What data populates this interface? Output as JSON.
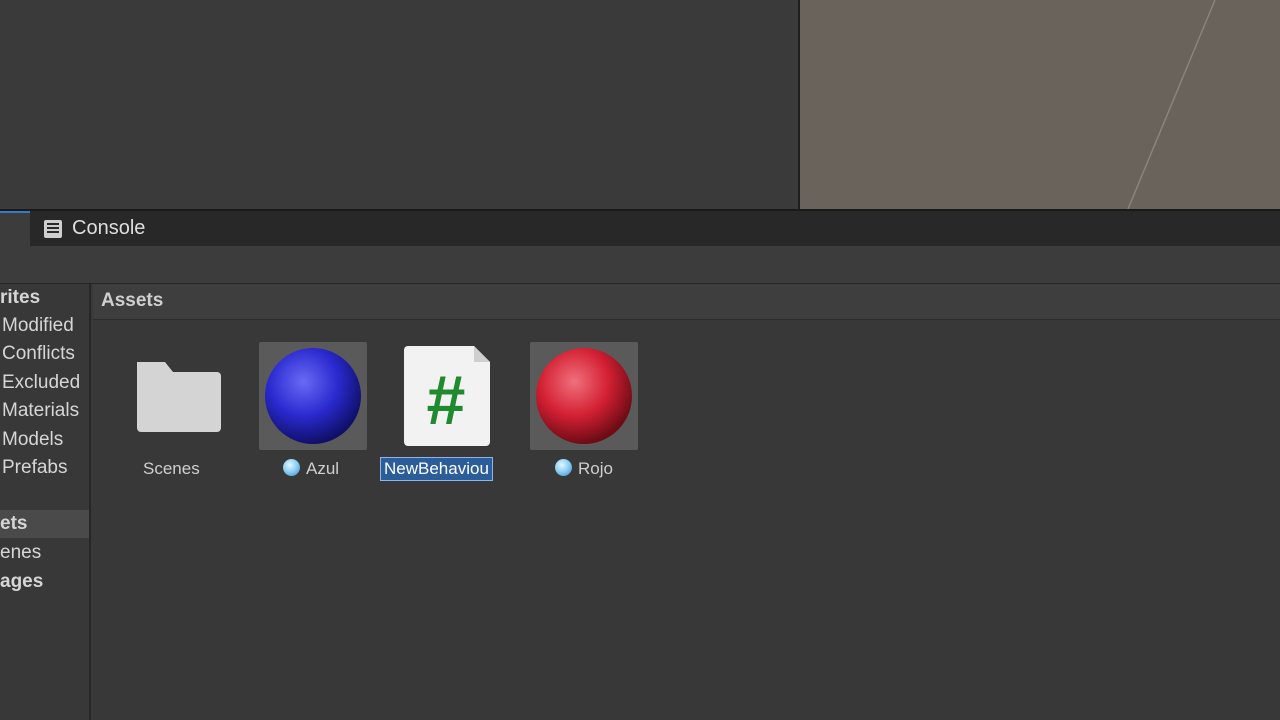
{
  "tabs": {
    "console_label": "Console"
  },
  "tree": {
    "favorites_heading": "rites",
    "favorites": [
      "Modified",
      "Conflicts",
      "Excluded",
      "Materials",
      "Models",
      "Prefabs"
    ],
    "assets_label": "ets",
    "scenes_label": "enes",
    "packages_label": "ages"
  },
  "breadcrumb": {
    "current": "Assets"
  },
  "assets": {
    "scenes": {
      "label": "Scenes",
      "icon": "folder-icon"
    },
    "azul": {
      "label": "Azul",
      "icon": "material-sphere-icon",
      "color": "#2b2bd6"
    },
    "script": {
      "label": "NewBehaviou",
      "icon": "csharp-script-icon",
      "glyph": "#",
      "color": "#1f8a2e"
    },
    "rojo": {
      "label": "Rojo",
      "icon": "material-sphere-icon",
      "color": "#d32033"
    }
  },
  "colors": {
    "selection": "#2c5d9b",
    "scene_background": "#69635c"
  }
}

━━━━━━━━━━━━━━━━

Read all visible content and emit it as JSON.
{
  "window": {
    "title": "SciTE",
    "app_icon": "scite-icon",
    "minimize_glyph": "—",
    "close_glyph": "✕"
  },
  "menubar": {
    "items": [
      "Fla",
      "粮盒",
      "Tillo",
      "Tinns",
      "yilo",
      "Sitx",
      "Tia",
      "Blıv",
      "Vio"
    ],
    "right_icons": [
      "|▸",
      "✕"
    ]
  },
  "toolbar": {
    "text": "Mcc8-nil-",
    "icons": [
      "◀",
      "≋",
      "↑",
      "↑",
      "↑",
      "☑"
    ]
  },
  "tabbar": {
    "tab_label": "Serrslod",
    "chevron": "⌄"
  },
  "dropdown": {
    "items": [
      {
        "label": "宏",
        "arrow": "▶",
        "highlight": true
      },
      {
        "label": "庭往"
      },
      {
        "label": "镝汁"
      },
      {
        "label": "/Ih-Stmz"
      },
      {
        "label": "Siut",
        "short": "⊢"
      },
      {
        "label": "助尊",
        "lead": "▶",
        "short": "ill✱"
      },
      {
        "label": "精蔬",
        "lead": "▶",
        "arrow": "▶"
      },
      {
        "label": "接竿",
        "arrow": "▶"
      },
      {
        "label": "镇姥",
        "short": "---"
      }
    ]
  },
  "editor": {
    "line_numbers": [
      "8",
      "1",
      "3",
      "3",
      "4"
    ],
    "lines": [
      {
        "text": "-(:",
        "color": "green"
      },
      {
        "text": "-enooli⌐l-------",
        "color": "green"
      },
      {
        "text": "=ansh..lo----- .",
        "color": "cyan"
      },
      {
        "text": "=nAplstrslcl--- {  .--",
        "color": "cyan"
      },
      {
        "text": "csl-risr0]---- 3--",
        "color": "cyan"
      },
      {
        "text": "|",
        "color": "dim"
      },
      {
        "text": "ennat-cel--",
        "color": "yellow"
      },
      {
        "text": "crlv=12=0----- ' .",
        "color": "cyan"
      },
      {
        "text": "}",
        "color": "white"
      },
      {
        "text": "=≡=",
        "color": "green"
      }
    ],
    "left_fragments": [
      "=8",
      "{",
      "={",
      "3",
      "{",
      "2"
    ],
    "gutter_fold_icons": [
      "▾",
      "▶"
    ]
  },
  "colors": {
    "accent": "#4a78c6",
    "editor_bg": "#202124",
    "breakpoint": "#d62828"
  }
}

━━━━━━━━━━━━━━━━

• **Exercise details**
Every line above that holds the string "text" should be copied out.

• **Response below**
    "text": "Mcc8-nil-",
        "text": "-(:",
        "text": "-enooli⌐l-------",
        "text": "=ansh..lo----- .",
        "text": "=nAplstrslcl--- {  .--",
        "text": "csl-risr0]---- 3--",
        "text": "|",
        "text": "ennat-cel--",
        "text": "crlv=12=0----- ' .",
        "text": "}",
        "text": "=≡=",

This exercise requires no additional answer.